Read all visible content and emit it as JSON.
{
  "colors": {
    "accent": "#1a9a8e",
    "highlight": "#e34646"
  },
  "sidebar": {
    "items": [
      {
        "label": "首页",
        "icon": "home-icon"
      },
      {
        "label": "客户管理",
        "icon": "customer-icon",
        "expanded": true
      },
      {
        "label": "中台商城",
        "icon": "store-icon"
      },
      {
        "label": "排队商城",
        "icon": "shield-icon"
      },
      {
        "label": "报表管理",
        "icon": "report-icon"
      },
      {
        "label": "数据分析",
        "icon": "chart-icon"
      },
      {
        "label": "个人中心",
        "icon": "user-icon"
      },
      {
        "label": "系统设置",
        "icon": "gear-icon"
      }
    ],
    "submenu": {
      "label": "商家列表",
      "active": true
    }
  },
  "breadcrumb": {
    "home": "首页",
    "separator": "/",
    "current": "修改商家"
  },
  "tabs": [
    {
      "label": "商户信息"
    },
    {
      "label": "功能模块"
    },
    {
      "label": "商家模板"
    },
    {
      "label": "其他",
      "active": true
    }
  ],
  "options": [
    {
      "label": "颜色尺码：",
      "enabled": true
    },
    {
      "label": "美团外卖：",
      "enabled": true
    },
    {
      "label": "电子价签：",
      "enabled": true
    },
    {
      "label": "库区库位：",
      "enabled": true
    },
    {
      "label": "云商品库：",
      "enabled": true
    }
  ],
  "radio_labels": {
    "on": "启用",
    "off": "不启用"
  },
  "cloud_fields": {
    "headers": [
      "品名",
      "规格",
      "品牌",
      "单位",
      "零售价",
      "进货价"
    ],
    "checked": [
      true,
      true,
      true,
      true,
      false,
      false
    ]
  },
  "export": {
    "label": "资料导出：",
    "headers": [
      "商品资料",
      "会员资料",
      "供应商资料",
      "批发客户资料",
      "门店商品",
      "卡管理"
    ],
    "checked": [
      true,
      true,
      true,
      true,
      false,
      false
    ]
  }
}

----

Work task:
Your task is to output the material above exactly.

Result of this exercise:
Read all visible content and emit it as JSON.
{
  "colors": {
    "accent": "#1a9a8e",
    "highlight": "#e34646"
  },
  "sidebar": {
    "items": [
      {
        "label": "首页",
        "icon": "home-icon"
      },
      {
        "label": "客户管理",
        "icon": "customer-icon",
        "expanded": true
      },
      {
        "label": "中台商城",
        "icon": "store-icon"
      },
      {
        "label": "排队商城",
        "icon": "shield-icon"
      },
      {
        "label": "报表管理",
        "icon": "report-icon"
      },
      {
        "label": "数据分析",
        "icon": "chart-icon"
      },
      {
        "label": "个人中心",
        "icon": "user-icon"
      },
      {
        "label": "系统设置",
        "icon": "gear-icon"
      }
    ],
    "submenu": {
      "label": "商家列表",
      "active": true
    }
  },
  "breadcrumb": {
    "home": "首页",
    "separator": "/",
    "current": "修改商家"
  },
  "tabs": [
    {
      "label": "商户信息"
    },
    {
      "label": "功能模块"
    },
    {
      "label": "商家模板"
    },
    {
      "label": "其他",
      "active": true
    }
  ],
  "options": [
    {
      "label": "颜色尺码：",
      "enabled": true
    },
    {
      "label": "美团外卖：",
      "enabled": true
    },
    {
      "label": "电子价签：",
      "enabled": true
    },
    {
      "label": "库区库位：",
      "enabled": true
    },
    {
      "label": "云商品库：",
      "enabled": true
    }
  ],
  "radio_labels": {
    "on": "启用",
    "off": "不启用"
  },
  "cloud_fields": {
    "headers": [
      "品名",
      "规格",
      "品牌",
      "单位",
      "零售价",
      "进货价"
    ],
    "checked": [
      true,
      true,
      true,
      true,
      false,
      false
    ]
  },
  "export": {
    "label": "资料导出：",
    "headers": [
      "商品资料",
      "会员资料",
      "供应商资料",
      "批发客户资料",
      "门店商品",
      "卡管理"
    ],
    "checked": [
      true,
      true,
      true,
      true,
      false,
      false
    ]
  }
}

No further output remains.